It has been an interesting week on the bourses, as stock markets in India and overseas witnessed sharp gains despite the prevailing volatility and risks from the pandemic. Stock markets in India opened the week on a positive note echoing the rally in other global stock markets, amid a few glimmers of hope that the coronavirus pandemic could be slowing. However, profit selling emerged at higher levels after rating agency ICRA on Tuesday said that it was expecting the coronavirus to impact India Inc. on multiple counts. The rating agency expects the virus to have multiple ramifications on the economy ranging from a domestic demand slowdown and supply chain disruptions to foreign exchange rate fluctuations, among others. ICRA Ratings on Tuesday sharply cut the country's GDP forecast amid the COVID-19 crisis and expects the economy to grow at just 2 per cent in the current fiscal. It voiced the concerns of many when it said that the nationwide lockdown which has been in place since March 24, 2020 to contain the coronavirus outbreak has had an impact on industries while their operations have come to a standstill.
"The Indian economy is likely to witness a sharp contraction of 4.5 per cent (de-growth) during Q4 FY20 and is expected to recover gradually, to post a GDP growth of just 2 per cent in FY21," ICRA said.
There seems to be no respite from the selling pressure by foreign portfolio investors (FPIs). In March 2020, FPIs sold debt worth Rs 60,376 crore, making it the largest-ever monthly sell-off by overseas investors. According to the National Securities Depository data, available since 1992-93, FPI selling has never crossed the INR 40,000-mark, except in 2018-19, when debt securities worth Ra 42,357 crore were sold.

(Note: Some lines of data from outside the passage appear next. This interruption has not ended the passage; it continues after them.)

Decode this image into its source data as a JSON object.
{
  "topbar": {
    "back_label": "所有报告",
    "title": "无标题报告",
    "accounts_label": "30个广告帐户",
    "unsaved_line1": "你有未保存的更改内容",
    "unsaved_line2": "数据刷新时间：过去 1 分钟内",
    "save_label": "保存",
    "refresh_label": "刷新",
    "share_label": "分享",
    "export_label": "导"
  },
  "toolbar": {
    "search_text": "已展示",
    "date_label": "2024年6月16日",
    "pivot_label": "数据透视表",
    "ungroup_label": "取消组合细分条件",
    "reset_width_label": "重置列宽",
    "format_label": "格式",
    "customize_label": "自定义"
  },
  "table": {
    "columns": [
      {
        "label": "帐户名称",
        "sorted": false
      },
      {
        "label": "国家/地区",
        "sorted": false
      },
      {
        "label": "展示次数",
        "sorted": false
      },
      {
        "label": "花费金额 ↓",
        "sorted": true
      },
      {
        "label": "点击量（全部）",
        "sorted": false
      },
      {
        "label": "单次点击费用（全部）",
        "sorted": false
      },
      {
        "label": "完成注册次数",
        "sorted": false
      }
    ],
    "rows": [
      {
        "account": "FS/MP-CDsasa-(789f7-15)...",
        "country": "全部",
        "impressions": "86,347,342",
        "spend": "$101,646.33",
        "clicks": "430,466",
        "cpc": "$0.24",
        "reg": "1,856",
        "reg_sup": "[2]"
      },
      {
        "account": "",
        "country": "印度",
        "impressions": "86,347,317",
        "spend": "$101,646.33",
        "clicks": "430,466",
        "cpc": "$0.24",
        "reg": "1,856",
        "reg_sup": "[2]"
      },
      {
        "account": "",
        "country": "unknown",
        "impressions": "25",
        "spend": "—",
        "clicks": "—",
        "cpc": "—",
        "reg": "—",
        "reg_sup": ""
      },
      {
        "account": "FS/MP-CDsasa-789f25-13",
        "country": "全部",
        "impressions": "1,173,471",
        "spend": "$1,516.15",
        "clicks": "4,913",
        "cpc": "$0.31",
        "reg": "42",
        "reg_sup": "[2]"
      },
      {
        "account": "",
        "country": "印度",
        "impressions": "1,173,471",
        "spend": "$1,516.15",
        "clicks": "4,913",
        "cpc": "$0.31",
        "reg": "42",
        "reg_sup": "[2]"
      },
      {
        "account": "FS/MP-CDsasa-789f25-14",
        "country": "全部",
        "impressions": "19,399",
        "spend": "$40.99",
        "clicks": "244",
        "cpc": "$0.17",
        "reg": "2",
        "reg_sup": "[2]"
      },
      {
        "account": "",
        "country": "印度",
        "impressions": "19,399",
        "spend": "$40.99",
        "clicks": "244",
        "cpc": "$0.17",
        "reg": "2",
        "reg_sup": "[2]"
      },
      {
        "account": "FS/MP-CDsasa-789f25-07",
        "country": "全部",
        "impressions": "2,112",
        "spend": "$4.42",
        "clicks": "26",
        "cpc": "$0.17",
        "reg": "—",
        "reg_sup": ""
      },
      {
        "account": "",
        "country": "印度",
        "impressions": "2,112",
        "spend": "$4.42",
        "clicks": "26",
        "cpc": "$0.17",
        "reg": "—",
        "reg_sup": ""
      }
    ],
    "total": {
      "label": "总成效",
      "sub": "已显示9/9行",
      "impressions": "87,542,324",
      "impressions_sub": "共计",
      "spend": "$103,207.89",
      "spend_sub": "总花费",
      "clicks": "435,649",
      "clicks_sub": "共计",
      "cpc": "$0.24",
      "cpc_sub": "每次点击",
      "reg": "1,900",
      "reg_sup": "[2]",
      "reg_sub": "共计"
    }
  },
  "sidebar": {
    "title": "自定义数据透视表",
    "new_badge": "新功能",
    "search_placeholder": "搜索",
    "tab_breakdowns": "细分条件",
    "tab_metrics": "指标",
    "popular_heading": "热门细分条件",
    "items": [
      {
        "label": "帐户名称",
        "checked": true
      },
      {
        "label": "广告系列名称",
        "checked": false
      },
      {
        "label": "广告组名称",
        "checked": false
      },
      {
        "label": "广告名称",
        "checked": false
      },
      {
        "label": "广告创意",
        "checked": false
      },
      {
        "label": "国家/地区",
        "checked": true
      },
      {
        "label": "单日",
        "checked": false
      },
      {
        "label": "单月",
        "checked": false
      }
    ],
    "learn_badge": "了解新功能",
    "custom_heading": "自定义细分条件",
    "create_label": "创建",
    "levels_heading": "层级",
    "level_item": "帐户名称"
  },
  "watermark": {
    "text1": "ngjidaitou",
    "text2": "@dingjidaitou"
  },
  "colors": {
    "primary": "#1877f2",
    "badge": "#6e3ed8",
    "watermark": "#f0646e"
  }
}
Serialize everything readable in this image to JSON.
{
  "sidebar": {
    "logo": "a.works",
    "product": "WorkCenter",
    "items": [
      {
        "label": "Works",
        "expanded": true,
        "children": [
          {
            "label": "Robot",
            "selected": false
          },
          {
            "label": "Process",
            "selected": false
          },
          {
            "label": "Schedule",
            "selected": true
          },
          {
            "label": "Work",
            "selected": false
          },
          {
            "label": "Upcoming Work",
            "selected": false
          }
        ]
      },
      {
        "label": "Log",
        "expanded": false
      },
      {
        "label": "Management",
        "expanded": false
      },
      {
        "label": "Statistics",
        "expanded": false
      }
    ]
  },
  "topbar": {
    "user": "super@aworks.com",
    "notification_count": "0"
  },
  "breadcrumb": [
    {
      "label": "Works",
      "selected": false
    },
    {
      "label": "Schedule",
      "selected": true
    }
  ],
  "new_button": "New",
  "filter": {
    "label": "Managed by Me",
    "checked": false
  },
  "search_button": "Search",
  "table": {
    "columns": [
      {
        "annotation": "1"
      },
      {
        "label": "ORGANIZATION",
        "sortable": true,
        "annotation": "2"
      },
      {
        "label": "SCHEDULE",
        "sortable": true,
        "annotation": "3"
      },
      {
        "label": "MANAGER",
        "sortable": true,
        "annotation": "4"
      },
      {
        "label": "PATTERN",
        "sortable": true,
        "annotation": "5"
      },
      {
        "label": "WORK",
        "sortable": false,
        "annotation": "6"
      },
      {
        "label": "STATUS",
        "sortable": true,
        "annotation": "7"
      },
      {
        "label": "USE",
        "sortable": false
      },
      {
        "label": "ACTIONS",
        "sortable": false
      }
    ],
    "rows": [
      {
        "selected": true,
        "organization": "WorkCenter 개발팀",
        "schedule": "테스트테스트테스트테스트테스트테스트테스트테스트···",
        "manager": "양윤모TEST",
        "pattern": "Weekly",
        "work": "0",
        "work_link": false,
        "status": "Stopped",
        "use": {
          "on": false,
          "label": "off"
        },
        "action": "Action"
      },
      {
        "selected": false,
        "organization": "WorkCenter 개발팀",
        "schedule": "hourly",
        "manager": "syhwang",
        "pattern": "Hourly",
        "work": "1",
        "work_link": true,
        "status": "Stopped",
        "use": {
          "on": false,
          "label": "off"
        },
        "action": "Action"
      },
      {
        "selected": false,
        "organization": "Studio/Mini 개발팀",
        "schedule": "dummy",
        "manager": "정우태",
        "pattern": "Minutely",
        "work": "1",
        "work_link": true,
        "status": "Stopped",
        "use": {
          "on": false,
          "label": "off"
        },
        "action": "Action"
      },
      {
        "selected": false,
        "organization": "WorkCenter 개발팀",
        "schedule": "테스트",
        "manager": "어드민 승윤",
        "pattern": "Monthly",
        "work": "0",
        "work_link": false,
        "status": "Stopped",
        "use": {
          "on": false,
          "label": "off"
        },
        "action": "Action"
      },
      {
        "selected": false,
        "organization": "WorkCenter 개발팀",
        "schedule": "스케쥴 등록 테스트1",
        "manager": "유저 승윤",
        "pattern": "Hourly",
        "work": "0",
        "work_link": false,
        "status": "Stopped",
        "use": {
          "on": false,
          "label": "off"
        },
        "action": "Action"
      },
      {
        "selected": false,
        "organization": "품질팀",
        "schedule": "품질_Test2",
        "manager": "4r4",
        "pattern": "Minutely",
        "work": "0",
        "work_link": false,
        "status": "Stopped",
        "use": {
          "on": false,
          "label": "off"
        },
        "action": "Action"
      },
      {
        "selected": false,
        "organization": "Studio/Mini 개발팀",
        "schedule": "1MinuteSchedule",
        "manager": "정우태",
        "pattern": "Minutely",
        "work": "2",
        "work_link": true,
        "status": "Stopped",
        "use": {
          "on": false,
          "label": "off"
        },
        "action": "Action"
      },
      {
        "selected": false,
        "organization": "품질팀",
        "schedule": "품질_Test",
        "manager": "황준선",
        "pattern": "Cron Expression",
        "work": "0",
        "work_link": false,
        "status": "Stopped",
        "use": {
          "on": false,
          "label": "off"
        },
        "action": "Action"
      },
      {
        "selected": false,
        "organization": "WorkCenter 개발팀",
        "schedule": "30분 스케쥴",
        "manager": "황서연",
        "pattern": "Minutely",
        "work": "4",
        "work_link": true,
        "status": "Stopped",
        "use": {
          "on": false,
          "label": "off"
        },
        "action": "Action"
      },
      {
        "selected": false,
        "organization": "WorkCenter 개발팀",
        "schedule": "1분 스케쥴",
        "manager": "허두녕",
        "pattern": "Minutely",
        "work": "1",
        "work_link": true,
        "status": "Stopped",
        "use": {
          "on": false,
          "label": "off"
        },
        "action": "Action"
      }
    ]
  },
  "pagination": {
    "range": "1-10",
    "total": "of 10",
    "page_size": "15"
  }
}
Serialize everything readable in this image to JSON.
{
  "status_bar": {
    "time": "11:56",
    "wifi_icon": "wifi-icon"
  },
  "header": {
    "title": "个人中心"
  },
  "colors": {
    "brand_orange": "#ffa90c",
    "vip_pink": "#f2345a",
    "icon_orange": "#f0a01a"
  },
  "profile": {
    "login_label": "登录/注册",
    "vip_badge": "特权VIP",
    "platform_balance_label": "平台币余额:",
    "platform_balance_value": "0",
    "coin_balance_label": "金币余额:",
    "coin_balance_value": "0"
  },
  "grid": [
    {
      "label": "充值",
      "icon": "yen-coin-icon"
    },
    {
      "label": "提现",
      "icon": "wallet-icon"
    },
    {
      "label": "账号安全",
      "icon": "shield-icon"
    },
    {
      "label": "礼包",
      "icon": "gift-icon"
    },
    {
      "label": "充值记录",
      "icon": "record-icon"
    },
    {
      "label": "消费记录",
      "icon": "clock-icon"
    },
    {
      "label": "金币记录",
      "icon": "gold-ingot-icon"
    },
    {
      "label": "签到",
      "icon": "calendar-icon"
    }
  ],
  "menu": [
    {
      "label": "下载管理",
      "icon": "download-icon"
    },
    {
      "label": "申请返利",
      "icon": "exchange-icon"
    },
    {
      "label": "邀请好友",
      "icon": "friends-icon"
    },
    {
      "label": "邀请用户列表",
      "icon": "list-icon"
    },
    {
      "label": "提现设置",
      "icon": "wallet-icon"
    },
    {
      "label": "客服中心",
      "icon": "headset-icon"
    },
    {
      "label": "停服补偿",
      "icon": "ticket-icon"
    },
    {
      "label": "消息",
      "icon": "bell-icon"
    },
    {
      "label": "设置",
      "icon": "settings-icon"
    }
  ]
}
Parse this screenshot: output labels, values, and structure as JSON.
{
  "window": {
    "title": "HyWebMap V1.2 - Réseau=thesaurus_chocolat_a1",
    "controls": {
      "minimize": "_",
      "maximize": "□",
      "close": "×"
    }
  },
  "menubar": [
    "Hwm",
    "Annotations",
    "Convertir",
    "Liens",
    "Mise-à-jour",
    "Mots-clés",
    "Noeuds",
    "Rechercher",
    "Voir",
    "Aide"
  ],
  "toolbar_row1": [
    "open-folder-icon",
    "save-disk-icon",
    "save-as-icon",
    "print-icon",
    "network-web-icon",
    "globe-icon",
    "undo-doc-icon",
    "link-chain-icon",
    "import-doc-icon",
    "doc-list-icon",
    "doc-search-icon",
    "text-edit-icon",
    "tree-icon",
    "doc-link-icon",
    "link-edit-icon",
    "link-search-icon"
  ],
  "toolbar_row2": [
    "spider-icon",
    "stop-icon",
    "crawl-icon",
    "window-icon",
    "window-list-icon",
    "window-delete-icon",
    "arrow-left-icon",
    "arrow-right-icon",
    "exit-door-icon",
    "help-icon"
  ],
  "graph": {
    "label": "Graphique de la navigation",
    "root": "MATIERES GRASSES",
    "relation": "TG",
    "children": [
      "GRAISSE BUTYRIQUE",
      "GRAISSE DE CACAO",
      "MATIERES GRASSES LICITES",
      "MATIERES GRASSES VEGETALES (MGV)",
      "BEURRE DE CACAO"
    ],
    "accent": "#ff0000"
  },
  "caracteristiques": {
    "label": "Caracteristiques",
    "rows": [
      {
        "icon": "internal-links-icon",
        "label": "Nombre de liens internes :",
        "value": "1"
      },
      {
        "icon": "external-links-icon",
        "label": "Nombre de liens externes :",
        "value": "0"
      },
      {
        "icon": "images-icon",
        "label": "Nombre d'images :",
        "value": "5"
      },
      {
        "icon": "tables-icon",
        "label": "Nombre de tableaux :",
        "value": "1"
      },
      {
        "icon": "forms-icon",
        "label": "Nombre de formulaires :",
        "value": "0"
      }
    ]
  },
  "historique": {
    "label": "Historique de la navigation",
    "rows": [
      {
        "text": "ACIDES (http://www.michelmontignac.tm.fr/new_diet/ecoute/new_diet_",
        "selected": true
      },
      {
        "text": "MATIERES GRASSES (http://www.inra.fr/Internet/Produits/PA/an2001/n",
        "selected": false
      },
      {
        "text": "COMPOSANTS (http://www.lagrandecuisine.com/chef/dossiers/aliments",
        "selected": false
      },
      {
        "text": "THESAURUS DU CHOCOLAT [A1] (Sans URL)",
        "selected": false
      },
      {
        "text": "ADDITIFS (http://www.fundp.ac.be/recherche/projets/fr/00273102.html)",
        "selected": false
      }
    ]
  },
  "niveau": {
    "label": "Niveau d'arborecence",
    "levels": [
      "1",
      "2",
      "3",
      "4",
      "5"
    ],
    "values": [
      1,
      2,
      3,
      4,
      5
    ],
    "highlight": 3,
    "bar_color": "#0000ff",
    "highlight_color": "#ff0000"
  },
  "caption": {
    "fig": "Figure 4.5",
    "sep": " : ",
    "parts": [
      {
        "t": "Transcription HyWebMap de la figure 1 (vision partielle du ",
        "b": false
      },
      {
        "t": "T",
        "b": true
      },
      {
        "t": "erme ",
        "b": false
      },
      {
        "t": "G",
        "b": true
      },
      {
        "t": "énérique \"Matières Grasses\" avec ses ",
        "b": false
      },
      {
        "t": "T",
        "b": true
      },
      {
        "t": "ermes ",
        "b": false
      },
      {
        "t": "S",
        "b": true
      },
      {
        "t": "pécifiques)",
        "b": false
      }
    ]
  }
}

Macro-economic indicators are only further endorsing widespread concerns over an economic slowdown. India's Services PMI fell to 49.3 in March 2020 from 57.5 in February 2020, after rising for 5 consecutive months as services sector growth contracted in March 2020 after registering the strongest rise in business activity for over 7 years in February 2020. Meanwhile, headline inflation for the December 2019 to February 2020 period stayed above the upper tolerance band of the inflation target band set by the central bank due to a spike in vegetable prices. So far, the impact of COVID-19 on inflation is ambiguous relative to that on growth.
Market, investors and pretty much most individuals across the globe are taking each day as it comes. The future remains uncertain. Thus, we need to stay disciplined and follow the rules, whether investing or otherwise.